An Indianapolis doctor awarded $1.025 million in defamation damages against CVS after a federal jury trial lost it all Thursday when the 7th Circuit Court of Appeals reversed the decision.
The judgment for Dr. Anthony Mimms was vacated by the Chicago appellate panel that found District Court Judge Tanya Walton Pratt erred in allowing three allegedly defamatory comments regarding Mimms to be tried to a jury. The 7th Circuit also concluded that CVS was entitled to a new trial on the fourth and final allegedly defamatory statement.
The award for Mimms in January 2017 came after CVS workers allegedly told patients that his prescriptions were no longer being filled for various reasons. Mimms’ patients said they were refused prescriptions at Greenfield, McCordsville, and Rushville CVS stores after pharmacists and technicians at those stores said he was running a pill mill; he had gone to jail; he had been or would be arrested; and that he was under investigation by the U.S. Drug Enforcement Agency.

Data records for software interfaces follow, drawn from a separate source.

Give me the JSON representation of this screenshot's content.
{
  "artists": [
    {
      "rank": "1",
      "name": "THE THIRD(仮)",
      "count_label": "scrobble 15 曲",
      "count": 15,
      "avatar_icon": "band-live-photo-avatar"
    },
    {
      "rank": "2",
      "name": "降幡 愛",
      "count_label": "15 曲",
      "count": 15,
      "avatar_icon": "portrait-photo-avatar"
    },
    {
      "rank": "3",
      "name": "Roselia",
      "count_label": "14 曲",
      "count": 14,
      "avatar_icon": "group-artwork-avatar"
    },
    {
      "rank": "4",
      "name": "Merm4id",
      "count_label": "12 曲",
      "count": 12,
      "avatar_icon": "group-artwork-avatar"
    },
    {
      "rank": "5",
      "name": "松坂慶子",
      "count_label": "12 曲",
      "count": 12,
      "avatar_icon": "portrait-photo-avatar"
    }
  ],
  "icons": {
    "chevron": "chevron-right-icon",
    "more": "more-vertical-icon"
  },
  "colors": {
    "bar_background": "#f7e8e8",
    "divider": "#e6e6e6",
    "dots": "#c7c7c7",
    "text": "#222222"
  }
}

The 7th Circuit said the first three of those remarks never should have been tried to the jury. CVS was entitled to summary judgment as a matter of law on those comments, because Mimms provided no evidence they were made with actual malice, the standard for defamation under Indiana law.
As to whether Mimms was under DEA investigation, the district court should have allowed CVS to present evidence that the statement was true — a complete shield to defamation.
“CVS sought to introduce evidence that the clinic Mimms formerly worked for, Rehabilitation Associates of Indiana, had been subpoenaed for records of Mimms’s former patients, including patients that had died or been charged or convicted of drug crimes. Mimms objected to the introduction of the evidence, arguing that he had left the practice before the subpoenas were served and thus the subpoenas could not be part of any investigation of Mimms,” Judge Michael S. Kanne wrote for the panel in Anthony Mimms v. CVS Pharmacy, Incorporated, 17-1918.
“The district court agreed and suppressed the evidence. While this may not be conclusive evidence that the DEA was investigating Mimms specifically, the fact that the DEA was seeking records for Mimms’s patients shortly after he left the practice supports CVS’s claim that Mimms was under investigation,” the court wrote.
“So we leave untouched the district court’s denial of summary judgment as to the fourth statement. We find, however, that the district court abused its discretion when making several evidentiary rulings and that these errors prevented CVS from presenting its case. Therefore, the jury’s verdict is vacated and CVS is entitled to a new trial on the fourth statement,” Kanne wrote.